# [Supplied data]
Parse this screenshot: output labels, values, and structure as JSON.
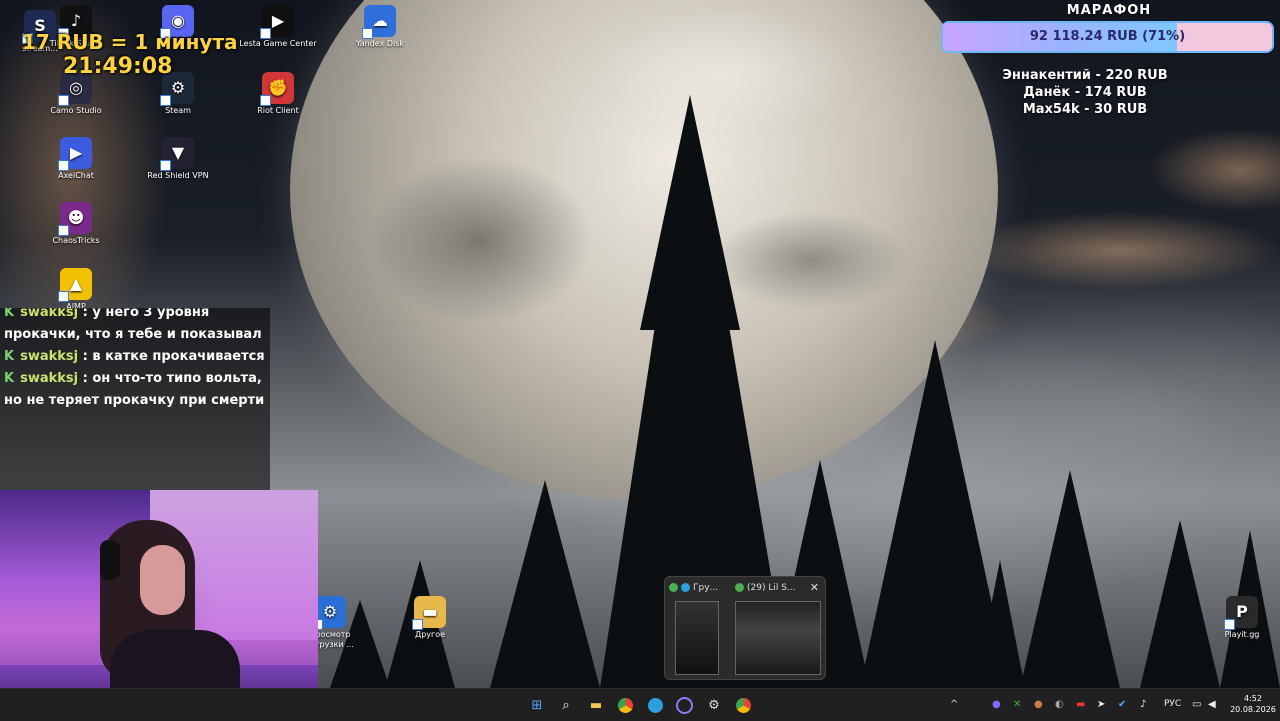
{
  "desktop": {
    "icons": [
      {
        "label": "stream...",
        "color": "#1d2b53",
        "glyph": "S"
      },
      {
        "label": "TikTok Studio",
        "color": "#111111",
        "glyph": "♪"
      },
      {
        "label": "",
        "color": "#5865f2",
        "glyph": "◉"
      },
      {
        "label": "Lesta Game Center",
        "color": "#101010",
        "glyph": "▶"
      },
      {
        "label": "Yandex Disk",
        "color": "#2f6fdc",
        "glyph": "☁"
      },
      {
        "label": "Camo Studio",
        "color": "#2a2a40",
        "glyph": "◎"
      },
      {
        "label": "Steam",
        "color": "#1b2838",
        "glyph": "⚙"
      },
      {
        "label": "Riot Client",
        "color": "#d13639",
        "glyph": "✊"
      },
      {
        "label": "AxelChat",
        "color": "#3c5ce0",
        "glyph": "▶"
      },
      {
        "label": "Red Shield VPN",
        "color": "#222233",
        "glyph": "▼"
      },
      {
        "label": "ChaosTricks",
        "color": "#7a2a8a",
        "glyph": "☻"
      },
      {
        "label": "AIMP",
        "color": "#f2c200",
        "glyph": "▲"
      },
      {
        "label": "Просмотр загрузки ...",
        "color": "#2a6fd6",
        "glyph": "⚙"
      },
      {
        "label": "Другое",
        "color": "#e7b84a",
        "glyph": "▬"
      },
      {
        "label": "Playit.gg",
        "color": "#2a2a2a",
        "glyph": "P"
      }
    ]
  },
  "stream_overlay": {
    "rate": "17 RUB = 1 минута",
    "timer": "21:49:08",
    "marathon_title": "МАРАФОН",
    "progress_label": "92 118.24 RUB (71%)",
    "progress_fraction": 0.71,
    "donors": [
      "Эннакентий - 220 RUB",
      "Данёк - 174 RUB",
      "Max54k - 30 RUB"
    ]
  },
  "chat": {
    "messages": [
      {
        "user": "swakksj",
        "text": ": у него 3 уровня прокачки, что я тебе и показывал"
      },
      {
        "user": "swakksj",
        "text": ": в катке прокачивается"
      },
      {
        "user": "swakksj",
        "text": ": он что-то типо вольта, но не теряет прокачку при смерти"
      }
    ]
  },
  "taskbar_preview": {
    "window1_title": "Гру...",
    "window2_title": "(29) Lil S...",
    "close_glyph": "✕"
  },
  "taskbar": {
    "apps": [
      "start-icon",
      "search-icon",
      "file-explorer-icon",
      "chrome-icon",
      "telegram-icon",
      "obs-icon",
      "app-icon",
      "chrome-icon"
    ],
    "tray_language": "РУС",
    "time": "4:52",
    "date": "20.08.2026"
  }
}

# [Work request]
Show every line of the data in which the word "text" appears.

# [Output for this exercise]
        "text": ": у него 3 уровня прокачки, что я тебе и показывал"
        "text": ": в катке прокачивается"
        "text": ": он что-то типо вольта, но не теряет прокачку при смерти"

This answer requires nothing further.